### THE PROBLEM
These entries are to be set down again exactly.

(Element data from apps and pages)
%%
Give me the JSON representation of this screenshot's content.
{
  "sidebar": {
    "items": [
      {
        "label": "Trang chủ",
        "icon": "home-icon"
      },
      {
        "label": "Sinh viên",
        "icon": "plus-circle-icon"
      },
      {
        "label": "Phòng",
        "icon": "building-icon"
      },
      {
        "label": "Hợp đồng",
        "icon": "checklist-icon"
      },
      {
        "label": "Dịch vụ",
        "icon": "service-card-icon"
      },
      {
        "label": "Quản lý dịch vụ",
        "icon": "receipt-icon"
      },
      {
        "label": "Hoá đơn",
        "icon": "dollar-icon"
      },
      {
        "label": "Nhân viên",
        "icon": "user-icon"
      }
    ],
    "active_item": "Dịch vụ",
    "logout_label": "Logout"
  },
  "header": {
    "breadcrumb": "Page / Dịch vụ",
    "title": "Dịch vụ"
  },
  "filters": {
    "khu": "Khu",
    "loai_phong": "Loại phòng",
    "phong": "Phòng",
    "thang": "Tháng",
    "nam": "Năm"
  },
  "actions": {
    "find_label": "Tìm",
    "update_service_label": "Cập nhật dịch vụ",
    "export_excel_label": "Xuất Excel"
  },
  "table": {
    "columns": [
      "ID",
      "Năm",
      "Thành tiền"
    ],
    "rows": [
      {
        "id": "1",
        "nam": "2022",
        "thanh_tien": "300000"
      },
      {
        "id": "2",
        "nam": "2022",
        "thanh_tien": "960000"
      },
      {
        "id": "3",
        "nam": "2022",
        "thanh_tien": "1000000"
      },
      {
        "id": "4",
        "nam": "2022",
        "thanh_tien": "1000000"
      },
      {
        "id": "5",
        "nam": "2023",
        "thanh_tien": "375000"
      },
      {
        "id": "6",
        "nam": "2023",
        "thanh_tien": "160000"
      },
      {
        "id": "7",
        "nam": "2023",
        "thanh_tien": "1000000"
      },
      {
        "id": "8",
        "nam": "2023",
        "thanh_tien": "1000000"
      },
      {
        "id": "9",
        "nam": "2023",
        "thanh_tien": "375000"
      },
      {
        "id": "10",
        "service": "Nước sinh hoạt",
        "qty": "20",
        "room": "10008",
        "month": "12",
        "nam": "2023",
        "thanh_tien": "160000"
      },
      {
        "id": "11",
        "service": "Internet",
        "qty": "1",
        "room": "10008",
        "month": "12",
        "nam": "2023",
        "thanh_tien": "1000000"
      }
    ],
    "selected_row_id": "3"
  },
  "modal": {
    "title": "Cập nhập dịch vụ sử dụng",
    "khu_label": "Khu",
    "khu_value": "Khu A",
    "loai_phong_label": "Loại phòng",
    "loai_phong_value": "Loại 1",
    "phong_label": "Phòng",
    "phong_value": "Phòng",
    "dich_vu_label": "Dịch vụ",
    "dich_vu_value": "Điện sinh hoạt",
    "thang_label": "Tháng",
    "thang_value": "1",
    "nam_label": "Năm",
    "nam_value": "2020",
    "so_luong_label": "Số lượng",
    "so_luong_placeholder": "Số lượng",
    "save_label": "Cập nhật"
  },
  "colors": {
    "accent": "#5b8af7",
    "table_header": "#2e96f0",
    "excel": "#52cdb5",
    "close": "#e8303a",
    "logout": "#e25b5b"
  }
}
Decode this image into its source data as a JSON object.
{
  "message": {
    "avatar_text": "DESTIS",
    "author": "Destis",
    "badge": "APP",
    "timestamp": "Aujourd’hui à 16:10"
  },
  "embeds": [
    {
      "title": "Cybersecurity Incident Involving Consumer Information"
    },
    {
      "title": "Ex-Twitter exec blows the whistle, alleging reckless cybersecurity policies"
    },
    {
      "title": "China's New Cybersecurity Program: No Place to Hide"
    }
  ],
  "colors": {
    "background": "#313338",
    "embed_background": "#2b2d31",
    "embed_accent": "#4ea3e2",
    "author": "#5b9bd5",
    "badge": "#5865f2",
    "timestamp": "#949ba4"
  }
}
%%
### WRITTEN ANSWER
Give me the JSON representation of this screenshot's content.
{
  "sidebar": {
    "items": [
      {
        "label": "Trang chủ",
        "icon": "home-icon"
      },
      {
        "label": "Sinh viên",
        "icon": "plus-circle-icon"
      },
      {
        "label": "Phòng",
        "icon": "building-icon"
      },
      {
        "label": "Hợp đồng",
        "icon": "checklist-icon"
      },
      {
        "label": "Dịch vụ",
        "icon": "service-card-icon"
      },
      {
        "label": "Quản lý dịch vụ",
        "icon": "receipt-icon"
      },
      {
        "label": "Hoá đơn",
        "icon": "dollar-icon"
      },
      {
        "label": "Nhân viên",
        "icon": "user-icon"
      }
    ],
    "active_item": "Dịch vụ",
    "logout_label": "Logout"
  },
  "header": {
    "breadcrumb": "Page / Dịch vụ",
    "title": "Dịch vụ"
  },
  "filters": {
    "khu": "Khu",
    "loai_phong": "Loại phòng",
    "phong": "Phòng",
    "thang": "Tháng",
    "nam": "Năm"
  },
  "actions": {
    "find_label": "Tìm",
    "update_service_label": "Cập nhật dịch vụ",
    "export_excel_label": "Xuất Excel"
  },
  "table": {
    "columns": [
      "ID",
      "Năm",
      "Thành tiền"
    ],
    "rows": [
      {
        "id": "1",
        "nam": "2022",
        "thanh_tien": "300000"
      },
      {
        "id": "2",
        "nam": "2022",
        "thanh_tien": "960000"
      },
      {
        "id": "3",
        "nam": "2022",
        "thanh_tien": "1000000"
      },
      {
        "id": "4",
        "nam": "2022",
        "thanh_tien": "1000000"
      },
      {
        "id": "5",
        "nam": "2023",
        "thanh_tien": "375000"
      },
      {
        "id": "6",
        "nam": "2023",
        "thanh_tien": "160000"
      },
      {
        "id": "7",
        "nam": "2023",
        "thanh_tien": "1000000"
      },
      {
        "id": "8",
        "nam": "2023",
        "thanh_tien": "1000000"
      },
      {
        "id": "9",
        "nam": "2023",
        "thanh_tien": "375000"
      },
      {
        "id": "10",
        "service": "Nước sinh hoạt",
        "qty": "20",
        "room": "10008",
        "month": "12",
        "nam": "2023",
        "thanh_tien": "160000"
      },
      {
        "id": "11",
        "service": "Internet",
        "qty": "1",
        "room": "10008",
        "month": "12",
        "nam": "2023",
        "thanh_tien": "1000000"
      }
    ],
    "selected_row_id": "3"
  },
  "modal": {
    "title": "Cập nhập dịch vụ sử dụng",
    "khu_label": "Khu",
    "khu_value": "Khu A",
    "loai_phong_label": "Loại phòng",
    "loai_phong_value": "Loại 1",
    "phong_label": "Phòng",
    "phong_value": "Phòng",
    "dich_vu_label": "Dịch vụ",
    "dich_vu_value": "Điện sinh hoạt",
    "thang_label": "Tháng",
    "thang_value": "1",
    "nam_label": "Năm",
    "nam_value": "2020",
    "so_luong_label": "Số lượng",
    "so_luong_placeholder": "Số lượng",
    "save_label": "Cập nhật"
  },
  "colors": {
    "accent": "#5b8af7",
    "table_header": "#2e96f0",
    "excel": "#52cdb5",
    "close": "#e8303a",
    "logout": "#e25b5b"
  }
}
Decode this image into its source data as a JSON object.
{
  "message": {
    "avatar_text": "DESTIS",
    "author": "Destis",
    "badge": "APP",
    "timestamp": "Aujourd’hui à 16:10"
  },
  "embeds": [
    {
      "title": "Cybersecurity Incident Involving Consumer Information"
    },
    {
      "title": "Ex-Twitter exec blows the whistle, alleging reckless cybersecurity policies"
    },
    {
      "title": "China's New Cybersecurity Program: No Place to Hide"
    }
  ],
  "colors": {
    "background": "#313338",
    "embed_background": "#2b2d31",
    "embed_accent": "#4ea3e2",
    "author": "#5b9bd5",
    "badge": "#5865f2",
    "timestamp": "#949ba4"
  }
}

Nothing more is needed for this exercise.